### Items from an interface collection
"""
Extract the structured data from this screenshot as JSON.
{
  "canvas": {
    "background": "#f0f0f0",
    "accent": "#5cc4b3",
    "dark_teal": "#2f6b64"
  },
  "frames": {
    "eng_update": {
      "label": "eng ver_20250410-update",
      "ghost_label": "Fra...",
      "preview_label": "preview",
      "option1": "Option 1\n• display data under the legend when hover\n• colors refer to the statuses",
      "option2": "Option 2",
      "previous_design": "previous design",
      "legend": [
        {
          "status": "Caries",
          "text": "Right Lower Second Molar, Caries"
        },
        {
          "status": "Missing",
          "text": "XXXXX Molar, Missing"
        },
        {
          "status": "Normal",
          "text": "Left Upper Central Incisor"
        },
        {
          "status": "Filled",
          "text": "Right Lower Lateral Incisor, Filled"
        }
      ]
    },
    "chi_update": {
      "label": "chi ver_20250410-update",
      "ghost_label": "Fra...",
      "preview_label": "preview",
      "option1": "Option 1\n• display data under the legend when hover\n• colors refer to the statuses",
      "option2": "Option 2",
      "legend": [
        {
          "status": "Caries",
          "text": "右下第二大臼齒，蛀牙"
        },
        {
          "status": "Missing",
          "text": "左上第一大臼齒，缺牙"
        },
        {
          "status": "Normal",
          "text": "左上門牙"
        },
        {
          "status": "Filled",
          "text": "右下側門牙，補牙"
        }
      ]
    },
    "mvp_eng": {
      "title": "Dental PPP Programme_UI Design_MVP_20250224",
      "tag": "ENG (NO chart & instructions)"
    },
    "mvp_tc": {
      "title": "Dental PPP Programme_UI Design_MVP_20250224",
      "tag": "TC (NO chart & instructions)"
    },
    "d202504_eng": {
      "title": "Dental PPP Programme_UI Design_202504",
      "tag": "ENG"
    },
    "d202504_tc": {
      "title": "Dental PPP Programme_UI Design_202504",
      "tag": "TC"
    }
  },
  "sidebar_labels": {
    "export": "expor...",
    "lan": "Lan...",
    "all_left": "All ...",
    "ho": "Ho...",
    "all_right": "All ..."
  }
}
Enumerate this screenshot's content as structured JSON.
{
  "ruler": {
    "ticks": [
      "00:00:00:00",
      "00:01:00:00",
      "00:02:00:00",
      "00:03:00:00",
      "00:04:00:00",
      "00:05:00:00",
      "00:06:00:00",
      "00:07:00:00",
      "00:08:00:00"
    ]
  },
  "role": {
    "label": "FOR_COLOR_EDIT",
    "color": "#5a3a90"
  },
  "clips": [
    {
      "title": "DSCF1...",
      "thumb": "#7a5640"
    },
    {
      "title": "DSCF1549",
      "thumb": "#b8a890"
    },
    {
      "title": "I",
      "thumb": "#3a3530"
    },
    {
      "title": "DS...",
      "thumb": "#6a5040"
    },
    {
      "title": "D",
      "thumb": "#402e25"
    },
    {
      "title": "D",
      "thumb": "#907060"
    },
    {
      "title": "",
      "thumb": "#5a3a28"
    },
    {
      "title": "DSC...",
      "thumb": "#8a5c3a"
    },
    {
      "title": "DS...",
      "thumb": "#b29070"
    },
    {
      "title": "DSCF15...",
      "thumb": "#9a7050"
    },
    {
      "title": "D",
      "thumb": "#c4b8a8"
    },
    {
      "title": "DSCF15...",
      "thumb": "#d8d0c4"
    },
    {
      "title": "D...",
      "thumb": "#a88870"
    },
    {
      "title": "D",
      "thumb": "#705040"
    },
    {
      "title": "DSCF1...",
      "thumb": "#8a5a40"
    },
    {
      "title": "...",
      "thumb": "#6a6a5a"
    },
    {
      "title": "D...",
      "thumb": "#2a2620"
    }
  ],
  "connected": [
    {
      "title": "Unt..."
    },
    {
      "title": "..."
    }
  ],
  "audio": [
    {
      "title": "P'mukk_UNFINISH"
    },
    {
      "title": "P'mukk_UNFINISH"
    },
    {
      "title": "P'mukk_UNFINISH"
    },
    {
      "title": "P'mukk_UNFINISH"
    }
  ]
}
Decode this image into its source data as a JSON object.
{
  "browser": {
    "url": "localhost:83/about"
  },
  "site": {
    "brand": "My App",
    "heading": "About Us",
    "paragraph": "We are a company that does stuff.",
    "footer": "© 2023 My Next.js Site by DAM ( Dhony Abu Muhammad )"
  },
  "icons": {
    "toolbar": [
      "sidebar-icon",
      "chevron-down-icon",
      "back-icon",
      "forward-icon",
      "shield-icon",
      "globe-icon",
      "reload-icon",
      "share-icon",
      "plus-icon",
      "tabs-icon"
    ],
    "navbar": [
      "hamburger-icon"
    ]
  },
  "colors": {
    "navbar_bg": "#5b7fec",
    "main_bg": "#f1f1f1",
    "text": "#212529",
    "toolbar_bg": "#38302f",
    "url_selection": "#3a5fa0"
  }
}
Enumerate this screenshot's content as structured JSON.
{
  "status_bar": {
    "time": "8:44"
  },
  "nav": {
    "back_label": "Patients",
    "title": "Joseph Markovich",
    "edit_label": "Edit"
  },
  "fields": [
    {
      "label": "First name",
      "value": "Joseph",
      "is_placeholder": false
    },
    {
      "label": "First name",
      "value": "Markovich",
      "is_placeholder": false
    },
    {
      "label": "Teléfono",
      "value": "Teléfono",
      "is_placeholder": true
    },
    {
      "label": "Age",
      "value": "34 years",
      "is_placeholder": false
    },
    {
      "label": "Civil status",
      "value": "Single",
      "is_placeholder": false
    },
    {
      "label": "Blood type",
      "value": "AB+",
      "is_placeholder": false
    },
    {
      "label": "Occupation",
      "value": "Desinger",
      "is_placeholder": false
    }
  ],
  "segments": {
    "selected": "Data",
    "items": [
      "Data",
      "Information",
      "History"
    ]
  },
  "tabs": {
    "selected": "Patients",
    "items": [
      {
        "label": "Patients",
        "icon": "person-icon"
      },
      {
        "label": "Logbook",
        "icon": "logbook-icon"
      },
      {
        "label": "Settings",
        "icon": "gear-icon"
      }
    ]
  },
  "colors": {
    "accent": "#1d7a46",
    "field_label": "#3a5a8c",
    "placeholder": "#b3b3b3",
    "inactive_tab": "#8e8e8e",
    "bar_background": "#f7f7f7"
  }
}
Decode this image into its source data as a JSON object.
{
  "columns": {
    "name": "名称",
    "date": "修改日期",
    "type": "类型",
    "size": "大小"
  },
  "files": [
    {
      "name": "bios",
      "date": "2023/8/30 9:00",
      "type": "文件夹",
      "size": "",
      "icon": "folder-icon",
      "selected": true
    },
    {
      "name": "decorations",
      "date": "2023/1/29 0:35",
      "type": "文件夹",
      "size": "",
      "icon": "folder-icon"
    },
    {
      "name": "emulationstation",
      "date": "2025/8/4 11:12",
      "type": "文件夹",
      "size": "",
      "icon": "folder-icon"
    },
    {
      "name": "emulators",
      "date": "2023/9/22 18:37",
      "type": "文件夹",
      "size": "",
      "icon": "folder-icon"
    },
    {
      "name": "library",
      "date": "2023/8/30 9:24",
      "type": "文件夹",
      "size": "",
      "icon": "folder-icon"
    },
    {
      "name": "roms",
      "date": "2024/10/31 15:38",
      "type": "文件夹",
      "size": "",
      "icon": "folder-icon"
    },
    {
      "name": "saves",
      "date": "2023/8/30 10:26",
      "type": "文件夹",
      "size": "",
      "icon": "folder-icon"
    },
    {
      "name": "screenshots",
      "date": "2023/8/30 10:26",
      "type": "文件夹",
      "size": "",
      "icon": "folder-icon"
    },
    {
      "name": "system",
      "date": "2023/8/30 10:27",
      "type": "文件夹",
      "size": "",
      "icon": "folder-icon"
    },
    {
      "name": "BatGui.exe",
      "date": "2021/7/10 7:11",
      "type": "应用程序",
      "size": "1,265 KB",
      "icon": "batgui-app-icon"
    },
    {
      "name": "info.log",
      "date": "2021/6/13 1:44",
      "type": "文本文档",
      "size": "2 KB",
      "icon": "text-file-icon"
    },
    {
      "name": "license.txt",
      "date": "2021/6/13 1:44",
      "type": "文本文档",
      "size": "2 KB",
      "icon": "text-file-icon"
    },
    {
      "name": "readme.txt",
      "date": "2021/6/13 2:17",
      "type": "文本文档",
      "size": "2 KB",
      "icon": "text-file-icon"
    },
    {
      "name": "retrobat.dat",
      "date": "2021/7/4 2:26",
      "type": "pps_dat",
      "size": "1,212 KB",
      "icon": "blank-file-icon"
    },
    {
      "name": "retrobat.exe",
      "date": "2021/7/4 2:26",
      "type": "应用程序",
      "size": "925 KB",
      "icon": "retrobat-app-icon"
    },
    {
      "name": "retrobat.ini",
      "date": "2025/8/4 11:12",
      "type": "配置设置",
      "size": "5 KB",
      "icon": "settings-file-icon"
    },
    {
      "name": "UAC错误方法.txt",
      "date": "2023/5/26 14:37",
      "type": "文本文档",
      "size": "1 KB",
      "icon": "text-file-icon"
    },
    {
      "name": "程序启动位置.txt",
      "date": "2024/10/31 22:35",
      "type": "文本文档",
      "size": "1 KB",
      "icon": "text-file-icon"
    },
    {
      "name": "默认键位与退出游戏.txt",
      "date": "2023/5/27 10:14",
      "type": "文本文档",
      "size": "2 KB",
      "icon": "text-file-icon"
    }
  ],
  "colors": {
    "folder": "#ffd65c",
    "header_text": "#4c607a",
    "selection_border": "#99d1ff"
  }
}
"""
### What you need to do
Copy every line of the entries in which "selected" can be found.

### Response box
    "selected": "Data",
    "selected": "Patients",
      "selected": true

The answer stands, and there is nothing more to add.